◆ **PROVIDED RECORDS**:
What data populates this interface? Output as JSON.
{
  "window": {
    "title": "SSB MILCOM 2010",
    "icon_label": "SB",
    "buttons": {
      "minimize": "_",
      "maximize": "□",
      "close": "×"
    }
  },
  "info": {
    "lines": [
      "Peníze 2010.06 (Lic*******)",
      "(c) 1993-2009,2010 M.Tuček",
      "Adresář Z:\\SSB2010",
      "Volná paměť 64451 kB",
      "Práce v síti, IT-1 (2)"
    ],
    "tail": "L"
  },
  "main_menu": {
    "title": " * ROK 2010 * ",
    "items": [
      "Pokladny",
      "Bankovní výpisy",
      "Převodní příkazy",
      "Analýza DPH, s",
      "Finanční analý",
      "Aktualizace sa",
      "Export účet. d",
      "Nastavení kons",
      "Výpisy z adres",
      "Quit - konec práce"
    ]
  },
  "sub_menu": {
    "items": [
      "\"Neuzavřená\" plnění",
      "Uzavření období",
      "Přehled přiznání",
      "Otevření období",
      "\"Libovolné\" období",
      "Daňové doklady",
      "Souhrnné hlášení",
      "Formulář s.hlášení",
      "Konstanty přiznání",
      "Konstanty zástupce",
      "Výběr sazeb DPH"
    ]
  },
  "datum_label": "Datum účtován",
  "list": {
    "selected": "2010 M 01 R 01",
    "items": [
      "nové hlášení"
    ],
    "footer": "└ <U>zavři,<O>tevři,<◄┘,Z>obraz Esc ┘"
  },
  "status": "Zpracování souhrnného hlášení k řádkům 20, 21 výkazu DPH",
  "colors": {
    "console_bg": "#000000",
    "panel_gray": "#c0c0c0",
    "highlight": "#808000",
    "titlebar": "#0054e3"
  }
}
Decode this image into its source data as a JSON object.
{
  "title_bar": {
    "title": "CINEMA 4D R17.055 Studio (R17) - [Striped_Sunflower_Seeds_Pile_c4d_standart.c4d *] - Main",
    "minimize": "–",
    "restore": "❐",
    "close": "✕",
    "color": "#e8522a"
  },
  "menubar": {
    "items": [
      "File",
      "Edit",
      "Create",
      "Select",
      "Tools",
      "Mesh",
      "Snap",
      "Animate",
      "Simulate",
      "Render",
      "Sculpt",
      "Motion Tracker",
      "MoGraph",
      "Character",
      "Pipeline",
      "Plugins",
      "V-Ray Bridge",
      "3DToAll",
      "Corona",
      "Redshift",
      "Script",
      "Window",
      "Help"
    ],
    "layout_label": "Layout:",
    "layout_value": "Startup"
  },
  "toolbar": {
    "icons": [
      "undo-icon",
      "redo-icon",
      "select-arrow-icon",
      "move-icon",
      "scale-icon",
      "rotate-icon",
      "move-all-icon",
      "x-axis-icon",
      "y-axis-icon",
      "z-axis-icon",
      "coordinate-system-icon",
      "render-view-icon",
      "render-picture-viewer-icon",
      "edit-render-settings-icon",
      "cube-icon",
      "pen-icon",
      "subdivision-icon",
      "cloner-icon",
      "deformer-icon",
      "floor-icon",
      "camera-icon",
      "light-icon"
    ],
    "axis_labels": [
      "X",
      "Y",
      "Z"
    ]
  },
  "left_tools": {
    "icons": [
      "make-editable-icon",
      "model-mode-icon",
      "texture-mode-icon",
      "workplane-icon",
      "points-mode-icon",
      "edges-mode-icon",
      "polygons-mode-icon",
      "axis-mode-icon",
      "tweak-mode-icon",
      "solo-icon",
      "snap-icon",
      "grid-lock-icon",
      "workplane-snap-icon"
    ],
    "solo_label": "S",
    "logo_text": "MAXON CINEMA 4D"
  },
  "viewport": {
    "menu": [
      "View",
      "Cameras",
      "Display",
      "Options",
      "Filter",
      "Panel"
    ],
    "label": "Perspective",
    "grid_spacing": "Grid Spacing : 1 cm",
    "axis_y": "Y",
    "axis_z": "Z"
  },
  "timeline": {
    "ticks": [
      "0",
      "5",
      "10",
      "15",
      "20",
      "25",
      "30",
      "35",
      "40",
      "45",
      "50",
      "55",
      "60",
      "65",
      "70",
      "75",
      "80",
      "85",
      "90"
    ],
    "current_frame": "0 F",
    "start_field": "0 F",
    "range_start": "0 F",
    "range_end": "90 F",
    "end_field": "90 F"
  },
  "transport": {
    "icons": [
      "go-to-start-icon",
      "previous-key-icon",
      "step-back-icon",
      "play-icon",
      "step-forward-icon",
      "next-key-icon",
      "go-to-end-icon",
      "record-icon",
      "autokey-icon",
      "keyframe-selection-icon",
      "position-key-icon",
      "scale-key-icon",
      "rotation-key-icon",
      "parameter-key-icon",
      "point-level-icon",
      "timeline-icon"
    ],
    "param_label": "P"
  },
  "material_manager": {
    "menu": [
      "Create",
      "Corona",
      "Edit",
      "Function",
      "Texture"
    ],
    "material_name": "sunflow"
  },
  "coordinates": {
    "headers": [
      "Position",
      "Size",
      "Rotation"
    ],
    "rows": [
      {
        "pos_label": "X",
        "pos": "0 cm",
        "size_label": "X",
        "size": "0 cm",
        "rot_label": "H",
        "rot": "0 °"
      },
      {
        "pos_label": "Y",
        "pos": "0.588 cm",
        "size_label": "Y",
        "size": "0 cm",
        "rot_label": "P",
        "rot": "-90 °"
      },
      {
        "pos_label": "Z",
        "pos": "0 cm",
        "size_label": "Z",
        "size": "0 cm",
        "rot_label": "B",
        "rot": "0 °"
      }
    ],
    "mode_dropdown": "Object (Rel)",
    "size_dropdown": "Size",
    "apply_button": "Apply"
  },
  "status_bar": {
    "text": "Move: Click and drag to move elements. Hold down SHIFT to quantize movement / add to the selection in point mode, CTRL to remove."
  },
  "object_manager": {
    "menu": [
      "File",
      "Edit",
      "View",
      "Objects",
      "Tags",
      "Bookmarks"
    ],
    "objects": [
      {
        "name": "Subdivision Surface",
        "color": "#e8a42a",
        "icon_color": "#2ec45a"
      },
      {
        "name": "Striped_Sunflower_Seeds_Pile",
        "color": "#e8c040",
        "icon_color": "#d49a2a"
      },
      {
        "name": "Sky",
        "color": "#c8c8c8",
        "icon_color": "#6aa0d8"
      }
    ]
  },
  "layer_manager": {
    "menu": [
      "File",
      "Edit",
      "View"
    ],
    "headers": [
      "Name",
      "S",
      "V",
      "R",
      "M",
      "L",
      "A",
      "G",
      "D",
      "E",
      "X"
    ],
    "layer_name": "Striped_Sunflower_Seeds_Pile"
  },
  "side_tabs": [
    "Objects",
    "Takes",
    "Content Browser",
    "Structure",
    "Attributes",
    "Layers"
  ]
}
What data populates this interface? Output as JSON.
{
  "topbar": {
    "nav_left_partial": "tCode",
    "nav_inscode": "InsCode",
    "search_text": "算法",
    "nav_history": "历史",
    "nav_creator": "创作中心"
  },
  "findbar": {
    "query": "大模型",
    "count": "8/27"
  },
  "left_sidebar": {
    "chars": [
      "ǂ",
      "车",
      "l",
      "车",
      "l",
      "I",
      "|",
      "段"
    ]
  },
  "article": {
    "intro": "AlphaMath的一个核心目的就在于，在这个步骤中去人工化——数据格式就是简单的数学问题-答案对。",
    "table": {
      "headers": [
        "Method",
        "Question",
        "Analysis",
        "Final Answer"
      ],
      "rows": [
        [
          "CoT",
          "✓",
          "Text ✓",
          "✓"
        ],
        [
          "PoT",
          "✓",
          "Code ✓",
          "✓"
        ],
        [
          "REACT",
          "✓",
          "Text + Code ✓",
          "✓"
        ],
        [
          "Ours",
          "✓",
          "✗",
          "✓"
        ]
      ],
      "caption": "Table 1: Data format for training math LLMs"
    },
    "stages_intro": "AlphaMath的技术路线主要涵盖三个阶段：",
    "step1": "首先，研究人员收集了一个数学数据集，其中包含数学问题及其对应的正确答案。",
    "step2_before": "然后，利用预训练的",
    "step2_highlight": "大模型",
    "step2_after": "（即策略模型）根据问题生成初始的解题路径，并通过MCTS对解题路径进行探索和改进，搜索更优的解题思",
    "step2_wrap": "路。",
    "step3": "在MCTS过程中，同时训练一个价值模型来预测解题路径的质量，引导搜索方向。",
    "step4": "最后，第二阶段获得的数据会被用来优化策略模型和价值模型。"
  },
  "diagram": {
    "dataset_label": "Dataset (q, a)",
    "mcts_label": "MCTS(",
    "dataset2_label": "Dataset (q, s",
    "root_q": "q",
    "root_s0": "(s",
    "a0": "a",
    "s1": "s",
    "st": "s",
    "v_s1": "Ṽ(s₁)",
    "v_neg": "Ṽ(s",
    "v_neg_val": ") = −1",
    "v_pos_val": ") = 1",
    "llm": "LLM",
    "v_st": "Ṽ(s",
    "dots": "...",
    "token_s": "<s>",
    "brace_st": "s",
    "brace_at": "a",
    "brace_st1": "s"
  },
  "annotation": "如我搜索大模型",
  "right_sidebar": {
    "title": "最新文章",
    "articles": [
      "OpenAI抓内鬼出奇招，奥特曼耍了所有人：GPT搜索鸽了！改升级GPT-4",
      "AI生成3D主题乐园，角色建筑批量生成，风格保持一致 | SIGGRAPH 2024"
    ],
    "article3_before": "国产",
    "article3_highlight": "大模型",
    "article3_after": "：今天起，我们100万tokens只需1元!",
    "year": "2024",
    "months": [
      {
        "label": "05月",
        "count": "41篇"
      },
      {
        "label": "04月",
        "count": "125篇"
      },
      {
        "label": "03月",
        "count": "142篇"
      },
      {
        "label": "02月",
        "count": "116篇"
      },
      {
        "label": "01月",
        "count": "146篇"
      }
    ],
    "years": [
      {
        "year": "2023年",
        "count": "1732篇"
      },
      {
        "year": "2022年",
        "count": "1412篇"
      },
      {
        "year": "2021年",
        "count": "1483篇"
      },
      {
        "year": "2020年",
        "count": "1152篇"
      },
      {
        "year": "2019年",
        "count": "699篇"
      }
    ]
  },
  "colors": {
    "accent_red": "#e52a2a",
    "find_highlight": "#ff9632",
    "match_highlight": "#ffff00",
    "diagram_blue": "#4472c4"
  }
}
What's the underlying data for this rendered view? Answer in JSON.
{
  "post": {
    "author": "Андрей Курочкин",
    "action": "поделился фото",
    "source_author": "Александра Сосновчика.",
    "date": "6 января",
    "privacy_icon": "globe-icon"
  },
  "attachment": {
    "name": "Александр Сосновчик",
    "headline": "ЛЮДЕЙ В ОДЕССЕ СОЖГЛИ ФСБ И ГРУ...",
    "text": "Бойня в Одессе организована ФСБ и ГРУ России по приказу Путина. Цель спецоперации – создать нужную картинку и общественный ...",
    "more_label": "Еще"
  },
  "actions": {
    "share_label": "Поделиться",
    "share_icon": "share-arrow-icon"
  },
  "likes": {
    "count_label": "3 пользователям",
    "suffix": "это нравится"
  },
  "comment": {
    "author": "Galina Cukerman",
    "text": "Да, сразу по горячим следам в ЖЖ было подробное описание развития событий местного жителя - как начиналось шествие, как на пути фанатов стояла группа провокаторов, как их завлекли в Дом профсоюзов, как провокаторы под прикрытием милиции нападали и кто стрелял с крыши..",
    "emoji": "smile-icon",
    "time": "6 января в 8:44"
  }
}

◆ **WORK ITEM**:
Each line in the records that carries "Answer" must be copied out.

◆ **RESULT OF THE TASK**:
        "Final Answer"
What's the underlying data for this rendered view? Answer in JSON.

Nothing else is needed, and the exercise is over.